not happier, just better-
for these Eastern Europeans, traitors to their countries.

Million-copy print-runs, poetic  honors,
front-page newspaper photos,
the most beautiful women, fame, money
dreams of distant and sunny California.

Reality is otherwise,
the eyes open wider
reluctant-everyone was reluctant
against their ears hummed the ocean waves
which they’d demanded with so much greed,
more patient now they wait in kilometer-long lines
in their hands tin receptacles for dinner-
answer the more and less
idiotic questions of the officers,
photos, fingerprints,
signatures, endless signatures,
decisions weighed,
numerous decisions, the selection of countries, of cities,
of sponsoring organizations,
brief friendships, sometimes but a moment,
tears, letters sent, glances back-
there’s Poland like a dog
jumping at you, tugging its chain,
baring its teeth,
Jaruzelski’s martial law in a fury-
what’ll happen to the prisoners
will they shoot them-
not my family I hope-
fatigue, distraction, apathy, depression,
lines to the stores, to the beds, the toilets,
interrogations everywhere,
          hundreds, thousands of people.

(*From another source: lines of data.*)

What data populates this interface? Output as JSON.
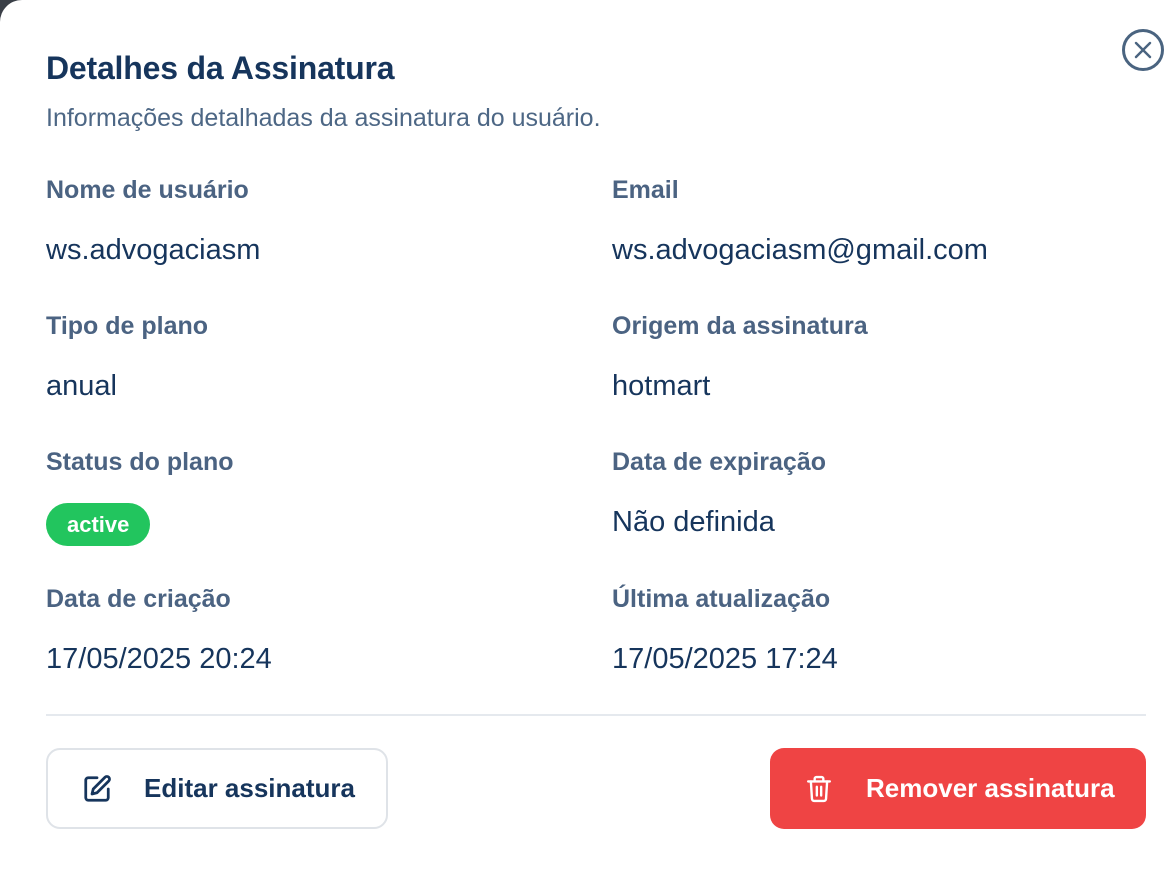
{
  "dialog": {
    "title": "Detalhes da Assinatura",
    "subtitle": "Informações detalhadas da assinatura do usuário.",
    "close_icon": "close-icon"
  },
  "fields": {
    "username": {
      "label": "Nome de usuário",
      "value": "ws.advogaciasm"
    },
    "email": {
      "label": "Email",
      "value": "ws.advogaciasm@gmail.com"
    },
    "plan_type": {
      "label": "Tipo de plano",
      "value": "anual"
    },
    "origin": {
      "label": "Origem da assinatura",
      "value": "hotmart"
    },
    "status": {
      "label": "Status do plano",
      "value": "active",
      "color": "#22c55e"
    },
    "expiration": {
      "label": "Data de expiração",
      "value": "Não definida"
    },
    "created": {
      "label": "Data de criação",
      "value": "17/05/2025 20:24"
    },
    "updated": {
      "label": "Última atualização",
      "value": "17/05/2025 17:24"
    }
  },
  "actions": {
    "edit": {
      "label": "Editar assinatura",
      "icon": "edit-icon"
    },
    "remove": {
      "label": "Remover assinatura",
      "icon": "trash-icon",
      "color": "#ef4444"
    }
  },
  "colors": {
    "heading": "#16355c",
    "label": "#4b6382",
    "accent_success": "#22c55e",
    "accent_danger": "#ef4444"
  }
}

on their lips, in their skulls, dreams
source of the people’s tragedy
and its prophets damned to their cores
stretched, coaxed, paired, spit upon
mud’s synonym, soiling even the best men-
though the few gored most by communism’s
(or those with the most imagination)
were the first to fly away on angel’s wings.

Squabbles with the Albanians,
Hungarians cursing the Romanians,
the Czechs and Slovaks,
the Yugoslavians dominating everyone,
knife-fights, drunken brawls,
drawn-out disturbing howls.
Sex is at a high price-
though there’s few women,
Polish hookers the cheapest
but unwilling with the Polish men;
a golden age for homosexuals;
a floor up there’s a brothel run
like the best American supermarkets.
Thank God you survived another day,
pray for a quiet night-
many are sleeping in bunk beds,
in the hallways,
keep your papers under the pillows,
sleep with your eyes open.
The blankets a purgatorial curtain-
border between
being a beggar-slave of the commune
or humble servant of capitalism.
Of the thousands of refugees only a few will return.

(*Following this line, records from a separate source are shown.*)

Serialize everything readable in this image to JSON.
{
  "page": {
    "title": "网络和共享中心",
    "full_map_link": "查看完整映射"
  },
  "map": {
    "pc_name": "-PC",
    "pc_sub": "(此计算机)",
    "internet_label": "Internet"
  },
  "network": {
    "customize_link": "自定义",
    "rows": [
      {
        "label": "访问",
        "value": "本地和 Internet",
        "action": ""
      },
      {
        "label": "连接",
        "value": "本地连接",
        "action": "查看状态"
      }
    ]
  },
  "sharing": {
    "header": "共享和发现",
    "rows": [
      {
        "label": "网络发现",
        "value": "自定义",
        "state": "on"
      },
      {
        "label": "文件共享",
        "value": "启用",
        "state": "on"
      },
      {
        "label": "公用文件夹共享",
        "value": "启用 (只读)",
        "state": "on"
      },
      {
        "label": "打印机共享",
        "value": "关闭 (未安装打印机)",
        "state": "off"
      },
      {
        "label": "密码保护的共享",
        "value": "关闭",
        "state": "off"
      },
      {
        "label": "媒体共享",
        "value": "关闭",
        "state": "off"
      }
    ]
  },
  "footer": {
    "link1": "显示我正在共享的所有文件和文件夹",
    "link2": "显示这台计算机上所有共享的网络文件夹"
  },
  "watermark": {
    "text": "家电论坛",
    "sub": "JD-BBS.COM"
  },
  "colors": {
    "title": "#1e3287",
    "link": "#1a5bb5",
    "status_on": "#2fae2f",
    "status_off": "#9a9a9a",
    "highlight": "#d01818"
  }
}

Then day arrives, the smartest men, the earliest risers
(there might be a bread-shortage at breakfast)
dash to the toilets,
dash to the bulletin-boards and scan the lists-
no, not today,
though their wings are growing
rustling in their dreams:
Angles-creatures so delicate
God gave them wings.

The good-hearted people published a book
in Polish and English,
A Handbook for Polish refugees, prepared and presented
by the International Catholic Migration,
Geneva, Switzerland.

The Americans bathe daily
keep their money in banks,
there’s a hundred pennies in each dollar,
packages are mailed at the post office
letters go in the boxes painted blue,
in an emergency dial 911,
in the USA
the British measurement system is standard,
in a few days you’ll understand:
cars are the most popular form of transportation,
fruit is cheapest in season,
meat comes in packages
kept in the freezers of the big stores. . . .
America is a country of immigrants
and immigrants are America’s wealth.


Adam Lizakowski writes the blog Polish Arts and Poetry Asoociation of Chicago.